Brittaney Cooper

I really like Taigen’s point that the difficulty of distinguishing between “poor” and “the struggling class” can be contributed to the view that “someone has it worse than you”. I’ll add that this is a view often echoed into the younger generation’s ears by those older generations who survived America’s depressed economic times. Additionally, American media often displays the living conditions in third world countries, solidifying the ideation that others have it worse. As Taigen suggests, loans can result in a vicious cycle of debt. Many “struggling class” individuals will contend that they’re not poor, they just need to repay loans. However, loans often tend to be a continuing cycle of borrowing money from yourself to make ends meet. Not only are these individuals lacking current income to make ends meet, but they are solidifying this insufficient income for the future. This results from future income being claimed by accumulated debt; thusly, the vicious cycle of debt is explained. So far we have discussed the distinction between “poor” and “the struggling class” as well as debt but isn’t one of the bigger issues the cost of living versus minimum wage? The cost of living continues to climb as the working class struggles to balance their income against increasing inflation. Minimum wage doesn’t climb as steadily or increase enough to meet the demands for higher costs of living. Many job seekers will agree, that most higher paying jobs that can meet these demands require costly degrees. Most individuals will either rack up large student loan debt or find it impossible to financially support the costs of a degree. Once again “the struggling class” is faced with the difficulties derived from a vicious loan cycle brought on by student loans or face a continued struggle in making ends meet with mediocre paying jobs. At some point, something has to give. In a country that boasts of it’s opportunity for all, the poor often than not, resentfully find opportunity to be lacking.

Verify your Comment

Previewing your Comment

This is only a preview. Your comment has not yet been posted.

Your comment could not be posted. Error type:
Your comment has been posted. Post another comment

The letters and numbers you entered did not match the image. Please try again.

As a final step before posting your comment, enter the letters and numbers you see in the image below. This prevents automated programs from posting comments.

Having trouble reading this image? View an alternate.


Post a comment

Your Information

(Name and email address are required. Email address will not be displayed with the comment.)

About They Say / I Blog

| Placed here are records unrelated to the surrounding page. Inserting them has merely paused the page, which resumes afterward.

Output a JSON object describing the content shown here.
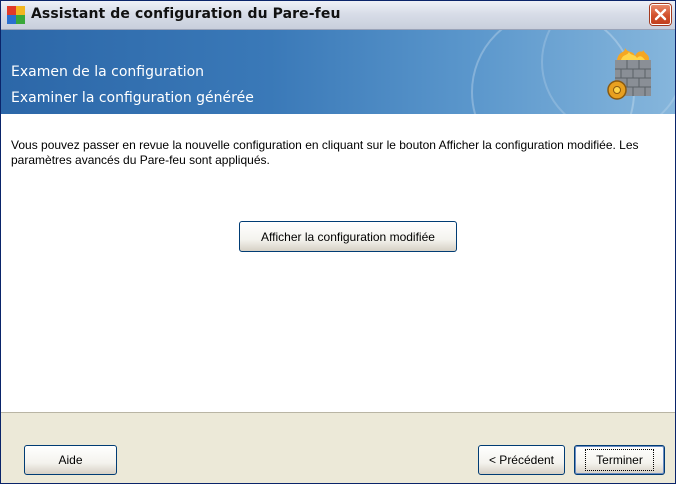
{
  "window": {
    "title": "Assistant de configuration du Pare-feu",
    "icons": {
      "app": "avg-app-icon",
      "close": "close-icon"
    }
  },
  "banner": {
    "heading": "Examen de la configuration",
    "subheading": "Examiner la configuration générée",
    "icon": "firewall-icon"
  },
  "content": {
    "description": "Vous pouvez passer en revue la nouvelle configuration en cliquant sur le bouton Afficher la configuration modifiée. Les paramètres avancés du Pare-feu sont appliqués.",
    "show_config_button": "Afficher la configuration modifiée"
  },
  "footer": {
    "help_button": "Aide",
    "previous_button": "< Précédent",
    "finish_button": "Terminer"
  },
  "colors": {
    "banner_start": "#2c67a8",
    "banner_end": "#86b6dc",
    "close_button": "#d2512d",
    "dialog_background": "#ece9d8"
  }
}
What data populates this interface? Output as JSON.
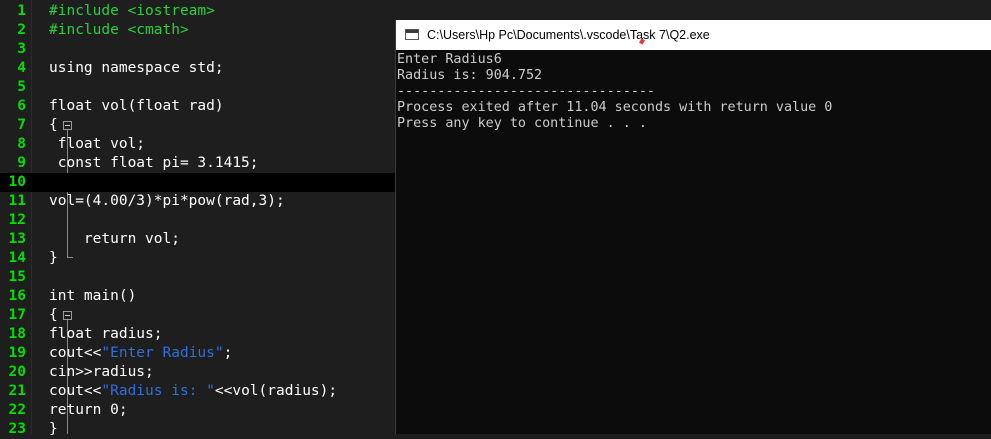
{
  "editor": {
    "lines": [
      {
        "n": "1",
        "segs": [
          {
            "c": "pp",
            "t": "#include <iostream>"
          }
        ]
      },
      {
        "n": "2",
        "segs": [
          {
            "c": "pp",
            "t": "#include <cmath>"
          }
        ]
      },
      {
        "n": "3",
        "segs": []
      },
      {
        "n": "4",
        "segs": [
          {
            "c": "kw",
            "t": "using namespace std;"
          }
        ]
      },
      {
        "n": "5",
        "segs": []
      },
      {
        "n": "6",
        "segs": [
          {
            "c": "kw",
            "t": "float vol(float rad)"
          }
        ]
      },
      {
        "n": "7",
        "segs": [
          {
            "c": "kw",
            "t": "{"
          }
        ]
      },
      {
        "n": "8",
        "segs": [
          {
            "c": "kw",
            "t": " float vol;"
          }
        ]
      },
      {
        "n": "9",
        "segs": [
          {
            "c": "kw",
            "t": " const float pi= 3.1415;"
          }
        ]
      },
      {
        "n": "10",
        "segs": [],
        "current": true
      },
      {
        "n": "11",
        "segs": [
          {
            "c": "kw",
            "t": "vol=(4.00/3)*pi*pow(rad,3);"
          }
        ]
      },
      {
        "n": "12",
        "segs": []
      },
      {
        "n": "13",
        "segs": [
          {
            "c": "kw",
            "t": "    return vol;"
          }
        ]
      },
      {
        "n": "14",
        "segs": [
          {
            "c": "kw",
            "t": "}"
          }
        ]
      },
      {
        "n": "15",
        "segs": []
      },
      {
        "n": "16",
        "segs": [
          {
            "c": "kw",
            "t": "int main()"
          }
        ]
      },
      {
        "n": "17",
        "segs": [
          {
            "c": "kw",
            "t": "{"
          }
        ]
      },
      {
        "n": "18",
        "segs": [
          {
            "c": "kw",
            "t": "float radius;"
          }
        ]
      },
      {
        "n": "19",
        "segs": [
          {
            "c": "kw",
            "t": "cout<<"
          },
          {
            "c": "str",
            "t": "\"Enter Radius\""
          },
          {
            "c": "kw",
            "t": ";"
          }
        ]
      },
      {
        "n": "20",
        "segs": [
          {
            "c": "kw",
            "t": "cin>>radius;"
          }
        ]
      },
      {
        "n": "21",
        "segs": [
          {
            "c": "kw",
            "t": "cout<<"
          },
          {
            "c": "str",
            "t": "\"Radius is: \""
          },
          {
            "c": "kw",
            "t": "<<vol(radius);"
          }
        ]
      },
      {
        "n": "22",
        "segs": [
          {
            "c": "kw",
            "t": "return 0;"
          }
        ]
      },
      {
        "n": "23",
        "segs": [
          {
            "c": "kw",
            "t": "}"
          }
        ]
      }
    ]
  },
  "console": {
    "title": "C:\\Users\\Hp Pc\\Documents\\.vscode\\Task 7\\Q2.exe",
    "output": [
      "Enter Radius6",
      "Radius is: 904.752",
      "--------------------------------",
      "Process exited after 11.04 seconds with return value 0",
      "Press any key to continue . . ."
    ]
  }
}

  • New readings posted monthly, on the same issues that are covered in “They Say / I Say” with Readings—and with a space where readers can comment, and join the conversation.

Follow us on Twitter to get updates about new posts and more! @NortonWrite

Become a Fan